What needs to be done: What number of lines in the records below hold the word "your"? Give that number alone.
--------
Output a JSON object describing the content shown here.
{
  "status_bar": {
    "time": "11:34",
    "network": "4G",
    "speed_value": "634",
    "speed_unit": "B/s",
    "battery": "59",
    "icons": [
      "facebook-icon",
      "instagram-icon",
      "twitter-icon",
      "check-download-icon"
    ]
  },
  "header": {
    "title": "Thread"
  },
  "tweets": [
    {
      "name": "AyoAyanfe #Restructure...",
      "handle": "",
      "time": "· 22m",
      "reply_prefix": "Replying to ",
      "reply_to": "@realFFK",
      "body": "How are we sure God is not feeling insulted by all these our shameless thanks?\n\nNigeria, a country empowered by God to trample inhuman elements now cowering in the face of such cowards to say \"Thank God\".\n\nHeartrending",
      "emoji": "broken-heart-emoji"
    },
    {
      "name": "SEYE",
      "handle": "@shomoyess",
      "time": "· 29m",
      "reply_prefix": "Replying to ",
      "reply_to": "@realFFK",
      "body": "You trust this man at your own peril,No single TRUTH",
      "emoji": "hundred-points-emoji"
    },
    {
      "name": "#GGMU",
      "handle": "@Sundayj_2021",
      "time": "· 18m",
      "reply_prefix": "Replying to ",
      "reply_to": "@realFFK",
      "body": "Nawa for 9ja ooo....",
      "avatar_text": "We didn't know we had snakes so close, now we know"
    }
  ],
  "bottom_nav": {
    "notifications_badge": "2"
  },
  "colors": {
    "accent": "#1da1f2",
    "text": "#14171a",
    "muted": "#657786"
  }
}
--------
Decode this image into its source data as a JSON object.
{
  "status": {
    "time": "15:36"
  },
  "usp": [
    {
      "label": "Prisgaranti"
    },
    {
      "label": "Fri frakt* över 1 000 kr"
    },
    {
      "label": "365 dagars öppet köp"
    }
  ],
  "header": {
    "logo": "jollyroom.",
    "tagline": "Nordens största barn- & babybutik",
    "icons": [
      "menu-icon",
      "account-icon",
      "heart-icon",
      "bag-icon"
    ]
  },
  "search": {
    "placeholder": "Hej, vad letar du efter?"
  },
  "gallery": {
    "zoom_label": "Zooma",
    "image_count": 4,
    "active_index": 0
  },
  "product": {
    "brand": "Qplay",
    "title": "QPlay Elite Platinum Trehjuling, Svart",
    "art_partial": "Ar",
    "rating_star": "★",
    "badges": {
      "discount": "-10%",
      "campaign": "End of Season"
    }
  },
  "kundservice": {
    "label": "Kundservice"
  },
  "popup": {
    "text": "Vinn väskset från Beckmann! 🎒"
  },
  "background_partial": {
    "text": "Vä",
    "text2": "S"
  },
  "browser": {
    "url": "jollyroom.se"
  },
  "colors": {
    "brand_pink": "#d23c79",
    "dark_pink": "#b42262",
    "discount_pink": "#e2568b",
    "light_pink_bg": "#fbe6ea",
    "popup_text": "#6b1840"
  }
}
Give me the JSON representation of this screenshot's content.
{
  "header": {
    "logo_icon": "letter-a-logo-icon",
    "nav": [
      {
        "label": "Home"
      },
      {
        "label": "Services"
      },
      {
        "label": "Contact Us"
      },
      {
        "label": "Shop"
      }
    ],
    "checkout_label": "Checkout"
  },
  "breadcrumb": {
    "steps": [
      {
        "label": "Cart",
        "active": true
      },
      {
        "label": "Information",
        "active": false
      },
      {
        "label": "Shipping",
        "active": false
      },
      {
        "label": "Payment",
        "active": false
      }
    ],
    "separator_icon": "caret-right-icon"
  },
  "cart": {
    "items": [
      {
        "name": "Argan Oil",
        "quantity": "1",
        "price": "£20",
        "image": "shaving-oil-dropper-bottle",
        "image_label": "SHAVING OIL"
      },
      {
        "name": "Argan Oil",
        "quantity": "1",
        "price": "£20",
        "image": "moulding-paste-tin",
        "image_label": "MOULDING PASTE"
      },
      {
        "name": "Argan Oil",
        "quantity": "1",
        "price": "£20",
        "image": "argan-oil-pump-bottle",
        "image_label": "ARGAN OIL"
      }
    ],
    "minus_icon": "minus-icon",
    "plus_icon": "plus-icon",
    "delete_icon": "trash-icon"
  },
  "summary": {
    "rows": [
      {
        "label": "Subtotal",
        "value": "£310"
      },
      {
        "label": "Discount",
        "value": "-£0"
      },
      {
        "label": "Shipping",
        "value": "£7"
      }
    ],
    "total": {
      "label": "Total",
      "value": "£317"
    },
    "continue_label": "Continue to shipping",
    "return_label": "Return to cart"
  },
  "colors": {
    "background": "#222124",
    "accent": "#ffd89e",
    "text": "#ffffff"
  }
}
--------
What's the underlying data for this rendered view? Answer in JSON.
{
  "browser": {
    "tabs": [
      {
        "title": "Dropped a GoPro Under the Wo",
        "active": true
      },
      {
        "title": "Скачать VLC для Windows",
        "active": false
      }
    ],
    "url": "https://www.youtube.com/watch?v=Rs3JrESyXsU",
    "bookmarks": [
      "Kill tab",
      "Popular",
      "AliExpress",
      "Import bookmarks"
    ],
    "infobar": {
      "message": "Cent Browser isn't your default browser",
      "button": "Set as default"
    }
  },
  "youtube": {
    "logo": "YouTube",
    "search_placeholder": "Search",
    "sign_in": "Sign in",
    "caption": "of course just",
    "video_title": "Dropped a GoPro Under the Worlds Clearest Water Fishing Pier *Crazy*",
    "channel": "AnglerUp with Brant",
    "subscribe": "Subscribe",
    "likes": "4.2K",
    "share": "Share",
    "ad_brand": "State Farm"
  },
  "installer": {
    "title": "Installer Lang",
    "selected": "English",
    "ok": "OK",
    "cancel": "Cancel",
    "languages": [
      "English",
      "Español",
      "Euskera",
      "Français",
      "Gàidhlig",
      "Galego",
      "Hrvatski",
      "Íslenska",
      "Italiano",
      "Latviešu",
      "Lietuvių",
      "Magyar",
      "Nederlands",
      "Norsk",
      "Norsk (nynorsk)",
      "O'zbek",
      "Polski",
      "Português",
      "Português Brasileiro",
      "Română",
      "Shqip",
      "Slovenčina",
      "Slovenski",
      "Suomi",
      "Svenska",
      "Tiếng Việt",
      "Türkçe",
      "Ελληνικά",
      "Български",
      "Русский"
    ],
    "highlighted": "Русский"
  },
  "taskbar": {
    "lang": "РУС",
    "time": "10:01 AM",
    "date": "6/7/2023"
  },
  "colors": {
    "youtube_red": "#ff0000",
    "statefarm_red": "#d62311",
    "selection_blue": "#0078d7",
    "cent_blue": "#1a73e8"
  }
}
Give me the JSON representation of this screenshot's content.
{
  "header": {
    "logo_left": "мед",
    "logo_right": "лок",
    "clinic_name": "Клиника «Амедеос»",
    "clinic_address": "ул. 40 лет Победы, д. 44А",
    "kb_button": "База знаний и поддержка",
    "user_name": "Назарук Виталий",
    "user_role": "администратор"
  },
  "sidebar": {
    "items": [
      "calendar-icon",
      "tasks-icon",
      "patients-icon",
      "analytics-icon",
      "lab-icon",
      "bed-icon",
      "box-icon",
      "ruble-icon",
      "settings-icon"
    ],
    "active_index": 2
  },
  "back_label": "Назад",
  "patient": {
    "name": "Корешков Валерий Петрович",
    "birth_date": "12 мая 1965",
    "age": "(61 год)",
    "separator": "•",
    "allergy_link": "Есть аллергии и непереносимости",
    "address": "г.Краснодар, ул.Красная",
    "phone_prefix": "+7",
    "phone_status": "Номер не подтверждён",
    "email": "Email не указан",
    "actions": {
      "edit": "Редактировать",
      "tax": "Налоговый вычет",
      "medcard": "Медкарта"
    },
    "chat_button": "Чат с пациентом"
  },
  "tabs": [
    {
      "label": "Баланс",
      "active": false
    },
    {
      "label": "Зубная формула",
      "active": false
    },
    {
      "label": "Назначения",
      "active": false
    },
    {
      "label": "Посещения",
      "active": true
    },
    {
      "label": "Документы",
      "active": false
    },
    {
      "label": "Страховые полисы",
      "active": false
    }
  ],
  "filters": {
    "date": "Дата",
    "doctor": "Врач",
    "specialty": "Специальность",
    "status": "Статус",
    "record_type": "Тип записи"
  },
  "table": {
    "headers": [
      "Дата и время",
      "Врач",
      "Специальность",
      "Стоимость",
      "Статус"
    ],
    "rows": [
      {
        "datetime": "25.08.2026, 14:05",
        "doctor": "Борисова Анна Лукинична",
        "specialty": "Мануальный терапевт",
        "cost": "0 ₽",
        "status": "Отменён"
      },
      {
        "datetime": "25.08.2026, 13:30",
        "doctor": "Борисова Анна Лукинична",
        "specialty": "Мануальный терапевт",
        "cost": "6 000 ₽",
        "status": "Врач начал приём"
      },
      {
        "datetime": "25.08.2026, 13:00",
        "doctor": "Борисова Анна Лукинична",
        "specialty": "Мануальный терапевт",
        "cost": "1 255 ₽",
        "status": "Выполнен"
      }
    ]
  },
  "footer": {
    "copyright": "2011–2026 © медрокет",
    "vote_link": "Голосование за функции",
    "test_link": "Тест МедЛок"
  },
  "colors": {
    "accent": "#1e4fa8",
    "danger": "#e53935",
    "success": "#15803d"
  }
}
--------
Output: 2